Personally, if I step away and try to completely forget about categories - and then look back and re-apply them, I find the following: I'm hetero-demisexual, so my feelings for guys are 100% what society would call "platonic". But when it comes to girls, pretty much ALL my female friendships are potentially slightly romantic. But the thing is, I don't believe this has to be threatening or confusing to anyone. Maybe in the sexual world it's different because of the potentially predatory and raw nature of sexual lust, I really can't say though.

I think for me, the difference basically comes down to: "Would it feel icky to get all tender and cuddly and kissy with the person?" - if yes, then that qualifies as something close to what society would call "'just' a friend". If not, then it's potentially somewhere on the spectrum towards "romantic". But it's hardly a clear-cut and absolute thing. But the way society treats romantic relationships - where they're all tied up with the idea of exclusive lifetime pair bonds/marriage - it's hard to be flexible about the "romantic" category for a lot of people.

"Selfishness is not living as one wishes to live, it is asking others to live as one wishes to live."

     - Oscar Wilde


#5 RandomGirlK

RandomGirlK

    Mitosis to the Max

  • AVEN Members
  • 323 posts
  • Location:UK
  • A/Sexuality:Asexual

Posted 29 April 2012 - 05:25 PM
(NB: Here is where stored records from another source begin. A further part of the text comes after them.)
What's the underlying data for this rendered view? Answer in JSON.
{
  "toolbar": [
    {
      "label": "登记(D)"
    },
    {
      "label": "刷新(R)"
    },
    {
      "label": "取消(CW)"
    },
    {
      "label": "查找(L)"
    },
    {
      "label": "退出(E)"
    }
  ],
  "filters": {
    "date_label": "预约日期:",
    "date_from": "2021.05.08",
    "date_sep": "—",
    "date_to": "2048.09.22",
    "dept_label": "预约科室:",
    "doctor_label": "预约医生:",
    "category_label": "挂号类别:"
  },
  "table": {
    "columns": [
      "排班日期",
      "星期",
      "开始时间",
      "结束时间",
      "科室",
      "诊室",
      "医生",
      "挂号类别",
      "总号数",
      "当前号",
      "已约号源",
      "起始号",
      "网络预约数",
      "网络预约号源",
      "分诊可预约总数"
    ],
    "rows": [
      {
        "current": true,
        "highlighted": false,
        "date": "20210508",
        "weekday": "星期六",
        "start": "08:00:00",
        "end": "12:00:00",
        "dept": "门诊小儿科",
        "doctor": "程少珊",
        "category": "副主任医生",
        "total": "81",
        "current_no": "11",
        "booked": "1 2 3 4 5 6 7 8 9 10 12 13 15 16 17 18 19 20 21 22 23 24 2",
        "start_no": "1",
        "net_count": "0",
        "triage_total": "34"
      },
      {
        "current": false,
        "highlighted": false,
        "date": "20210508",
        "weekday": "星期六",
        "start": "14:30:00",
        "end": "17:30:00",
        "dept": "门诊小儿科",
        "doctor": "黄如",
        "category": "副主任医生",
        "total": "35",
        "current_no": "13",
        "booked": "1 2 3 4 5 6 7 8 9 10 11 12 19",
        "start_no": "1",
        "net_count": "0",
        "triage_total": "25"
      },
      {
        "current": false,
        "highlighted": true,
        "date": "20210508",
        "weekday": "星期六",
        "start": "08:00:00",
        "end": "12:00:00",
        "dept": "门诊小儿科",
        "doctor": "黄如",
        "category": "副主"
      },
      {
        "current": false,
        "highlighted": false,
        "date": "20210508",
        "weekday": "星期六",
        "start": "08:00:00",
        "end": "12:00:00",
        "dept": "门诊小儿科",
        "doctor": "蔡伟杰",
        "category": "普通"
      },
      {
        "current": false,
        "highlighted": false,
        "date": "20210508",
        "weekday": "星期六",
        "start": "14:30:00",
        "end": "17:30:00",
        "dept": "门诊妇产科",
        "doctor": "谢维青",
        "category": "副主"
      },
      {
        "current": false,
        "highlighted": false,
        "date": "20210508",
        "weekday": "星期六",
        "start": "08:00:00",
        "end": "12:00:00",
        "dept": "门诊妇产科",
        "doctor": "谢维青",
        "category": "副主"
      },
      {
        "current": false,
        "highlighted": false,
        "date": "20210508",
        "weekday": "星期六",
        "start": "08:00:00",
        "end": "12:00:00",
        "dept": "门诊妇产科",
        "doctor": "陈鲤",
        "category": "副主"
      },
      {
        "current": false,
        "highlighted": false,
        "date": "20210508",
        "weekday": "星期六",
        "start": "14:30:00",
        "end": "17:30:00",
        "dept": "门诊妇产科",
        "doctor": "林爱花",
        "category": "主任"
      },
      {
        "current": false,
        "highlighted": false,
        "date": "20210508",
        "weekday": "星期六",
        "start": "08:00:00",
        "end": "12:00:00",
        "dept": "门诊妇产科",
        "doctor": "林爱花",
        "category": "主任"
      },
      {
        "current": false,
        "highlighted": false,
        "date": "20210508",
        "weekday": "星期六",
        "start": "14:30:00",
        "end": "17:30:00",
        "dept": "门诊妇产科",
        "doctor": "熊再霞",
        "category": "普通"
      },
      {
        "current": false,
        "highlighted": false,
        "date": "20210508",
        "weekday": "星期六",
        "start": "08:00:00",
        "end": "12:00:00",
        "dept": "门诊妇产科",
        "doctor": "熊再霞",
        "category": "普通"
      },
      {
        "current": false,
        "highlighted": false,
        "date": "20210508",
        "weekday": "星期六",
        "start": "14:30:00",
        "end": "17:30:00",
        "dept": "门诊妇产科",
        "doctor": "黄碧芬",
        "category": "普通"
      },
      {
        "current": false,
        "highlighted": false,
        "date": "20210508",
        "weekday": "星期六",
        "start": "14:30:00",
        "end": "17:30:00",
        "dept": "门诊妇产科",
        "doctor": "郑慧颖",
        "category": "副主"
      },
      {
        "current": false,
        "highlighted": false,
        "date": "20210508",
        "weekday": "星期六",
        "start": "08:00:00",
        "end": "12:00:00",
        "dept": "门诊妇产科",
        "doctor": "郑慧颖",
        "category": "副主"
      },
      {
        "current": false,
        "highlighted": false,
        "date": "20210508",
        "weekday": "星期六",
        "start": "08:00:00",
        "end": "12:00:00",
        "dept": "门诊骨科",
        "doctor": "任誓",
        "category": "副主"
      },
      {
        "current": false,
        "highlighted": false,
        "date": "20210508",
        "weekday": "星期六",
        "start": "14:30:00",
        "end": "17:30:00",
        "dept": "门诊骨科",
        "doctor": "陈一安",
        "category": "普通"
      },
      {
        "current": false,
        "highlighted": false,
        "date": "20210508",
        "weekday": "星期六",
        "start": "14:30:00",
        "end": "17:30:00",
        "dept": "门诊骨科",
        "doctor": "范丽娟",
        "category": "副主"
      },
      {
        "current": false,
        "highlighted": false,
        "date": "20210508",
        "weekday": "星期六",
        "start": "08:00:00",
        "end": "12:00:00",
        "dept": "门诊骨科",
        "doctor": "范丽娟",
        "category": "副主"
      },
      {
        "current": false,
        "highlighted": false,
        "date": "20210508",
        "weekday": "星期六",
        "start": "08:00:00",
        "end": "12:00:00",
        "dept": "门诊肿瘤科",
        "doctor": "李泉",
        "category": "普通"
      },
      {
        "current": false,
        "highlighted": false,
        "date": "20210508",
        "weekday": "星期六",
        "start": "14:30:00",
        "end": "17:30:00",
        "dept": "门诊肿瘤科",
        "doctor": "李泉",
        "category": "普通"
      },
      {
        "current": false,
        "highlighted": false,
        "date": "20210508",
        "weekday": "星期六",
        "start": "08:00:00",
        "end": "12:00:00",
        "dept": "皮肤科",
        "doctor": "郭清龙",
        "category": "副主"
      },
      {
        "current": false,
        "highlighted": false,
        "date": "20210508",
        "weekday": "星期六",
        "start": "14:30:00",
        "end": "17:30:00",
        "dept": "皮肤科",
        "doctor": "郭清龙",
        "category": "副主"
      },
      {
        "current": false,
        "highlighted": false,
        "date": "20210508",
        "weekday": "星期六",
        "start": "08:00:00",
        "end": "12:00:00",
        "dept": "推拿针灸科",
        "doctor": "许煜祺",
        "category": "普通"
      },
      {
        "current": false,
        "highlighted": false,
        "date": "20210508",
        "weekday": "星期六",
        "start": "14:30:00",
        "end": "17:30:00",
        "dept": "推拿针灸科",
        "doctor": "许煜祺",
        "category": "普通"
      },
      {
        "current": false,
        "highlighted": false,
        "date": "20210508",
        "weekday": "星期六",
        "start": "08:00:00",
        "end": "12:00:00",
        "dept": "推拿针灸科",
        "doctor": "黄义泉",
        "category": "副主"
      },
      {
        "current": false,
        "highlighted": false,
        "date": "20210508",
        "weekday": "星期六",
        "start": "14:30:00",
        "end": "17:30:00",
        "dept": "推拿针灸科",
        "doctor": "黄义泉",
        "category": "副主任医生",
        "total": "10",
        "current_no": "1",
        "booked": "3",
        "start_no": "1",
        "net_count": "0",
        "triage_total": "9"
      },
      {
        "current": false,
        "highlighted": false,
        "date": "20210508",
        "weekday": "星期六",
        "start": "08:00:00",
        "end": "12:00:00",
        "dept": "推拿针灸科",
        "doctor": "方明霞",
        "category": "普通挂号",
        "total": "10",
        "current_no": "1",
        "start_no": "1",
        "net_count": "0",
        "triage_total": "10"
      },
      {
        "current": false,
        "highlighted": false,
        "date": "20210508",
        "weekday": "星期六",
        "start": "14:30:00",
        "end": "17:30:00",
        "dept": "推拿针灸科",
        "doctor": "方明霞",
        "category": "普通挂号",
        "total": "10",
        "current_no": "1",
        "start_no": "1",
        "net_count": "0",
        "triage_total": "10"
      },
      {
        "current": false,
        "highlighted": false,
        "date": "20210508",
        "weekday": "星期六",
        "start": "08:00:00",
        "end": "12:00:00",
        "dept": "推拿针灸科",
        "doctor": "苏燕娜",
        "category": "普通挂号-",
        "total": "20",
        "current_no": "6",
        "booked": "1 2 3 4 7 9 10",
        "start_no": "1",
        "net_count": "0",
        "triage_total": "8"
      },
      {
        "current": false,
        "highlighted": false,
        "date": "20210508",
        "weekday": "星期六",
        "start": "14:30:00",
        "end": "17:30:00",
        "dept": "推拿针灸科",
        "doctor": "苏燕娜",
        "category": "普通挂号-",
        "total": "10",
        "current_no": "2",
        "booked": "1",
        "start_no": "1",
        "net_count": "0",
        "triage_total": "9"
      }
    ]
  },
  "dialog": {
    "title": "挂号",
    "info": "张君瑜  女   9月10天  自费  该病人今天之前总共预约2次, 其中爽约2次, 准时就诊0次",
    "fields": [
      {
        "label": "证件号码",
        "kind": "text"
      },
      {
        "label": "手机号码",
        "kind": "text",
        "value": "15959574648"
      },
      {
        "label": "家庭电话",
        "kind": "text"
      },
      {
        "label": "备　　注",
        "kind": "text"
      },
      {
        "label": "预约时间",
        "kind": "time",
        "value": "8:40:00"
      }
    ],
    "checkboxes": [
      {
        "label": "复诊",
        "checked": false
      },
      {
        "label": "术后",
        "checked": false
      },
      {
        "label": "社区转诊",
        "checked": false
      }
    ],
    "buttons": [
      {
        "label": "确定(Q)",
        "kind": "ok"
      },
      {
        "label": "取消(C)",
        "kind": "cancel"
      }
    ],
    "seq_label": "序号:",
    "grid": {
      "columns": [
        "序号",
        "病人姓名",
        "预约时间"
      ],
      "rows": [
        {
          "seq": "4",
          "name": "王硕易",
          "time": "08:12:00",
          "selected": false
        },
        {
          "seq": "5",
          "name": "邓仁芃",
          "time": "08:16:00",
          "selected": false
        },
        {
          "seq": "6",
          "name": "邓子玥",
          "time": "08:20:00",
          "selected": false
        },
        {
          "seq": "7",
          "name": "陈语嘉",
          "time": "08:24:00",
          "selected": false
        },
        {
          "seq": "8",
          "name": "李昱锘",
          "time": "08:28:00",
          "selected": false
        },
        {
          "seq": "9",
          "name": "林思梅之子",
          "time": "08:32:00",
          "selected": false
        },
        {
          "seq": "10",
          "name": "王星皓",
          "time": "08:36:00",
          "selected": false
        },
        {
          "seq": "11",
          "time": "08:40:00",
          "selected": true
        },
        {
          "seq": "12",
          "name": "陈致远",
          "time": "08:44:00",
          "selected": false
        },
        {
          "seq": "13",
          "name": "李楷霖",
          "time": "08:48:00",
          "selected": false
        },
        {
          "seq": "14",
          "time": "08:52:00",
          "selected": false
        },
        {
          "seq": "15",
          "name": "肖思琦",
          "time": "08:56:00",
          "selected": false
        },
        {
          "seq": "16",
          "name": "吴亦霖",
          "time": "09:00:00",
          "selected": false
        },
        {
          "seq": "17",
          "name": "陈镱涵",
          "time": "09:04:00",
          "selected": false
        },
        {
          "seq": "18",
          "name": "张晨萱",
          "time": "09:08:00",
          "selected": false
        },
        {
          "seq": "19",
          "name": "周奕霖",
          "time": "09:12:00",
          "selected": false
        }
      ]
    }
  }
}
The way I seperated my platonic feelings for my friends from the romantic feelings I have when I have a crush on someone was to imagine us as a couple. I imagined how I would feel in a situation where they told me that they had feelings for me, and I liked that idea. I also imagined me kissing them, and I really liked that idea.

#6 _Dee_

_Dee_

    Amoeba

  • AVEN Members
  • 54 posts

Posted 05 May 2012 - 07:16 PM

I'm starting to give up on drawing a line, since I've never seen a definite answer to this that made sense to me.

When I was on tumblr, I saw this graph of different types of love. Romantic love has intimacy and passion, but no commitment. Platonic aka companionate love has intimacy and commitment, but no passion.

Here it is.
Posted Image


What exactly is passion, then?

#7 5_♦♣

5_♦♣

    Asexy & Precise Timenerd

  • AVEN Members
  • 25,178 posts
  • Gender:Woman
  • A/Sexuality:Polyamorous hetero A

Posted 05 May 2012 - 07:22 PM

A soap that aired in the late '90s but was canceled a few years ago. Seriously though, it's basically strong, barely controllable emotion, which may or may not be sexual in nature. Also means strong enthusiasm.

For cars she couldn't care less. Fastidious and precise-Queen.  

 

"Without death all we have are random events, accumlation. You can't call that life"-CC.

 

Also known as: 5DC, 5, DC, DCC, Diamond(s), Club(s), CC, C2, CCCD, CD, CoD, 5d, 5oD, Clubsie, Clubbles.

 

Call me Cookie and you die-Me paraphrasing Dot somewhat.

 


#8 Sir Robbins

Sir Robbins

    King Ace

  • AVEN Members
  • 153 posts
  • Location:On the quest for the Holy Grail
  • A/Sexuality:Romantic without sex

Posted 07 May 2012 - 11:11 PM

physical pleasure (particularly sex) is a distraction from a spiritual and emotional connection (as I feel) and believe strictly in Platonic and Romantic love. I wish for a romantic friend but nothing more




0 user(s) are reading this topic

0 members, 0 guests, 0 anonymous users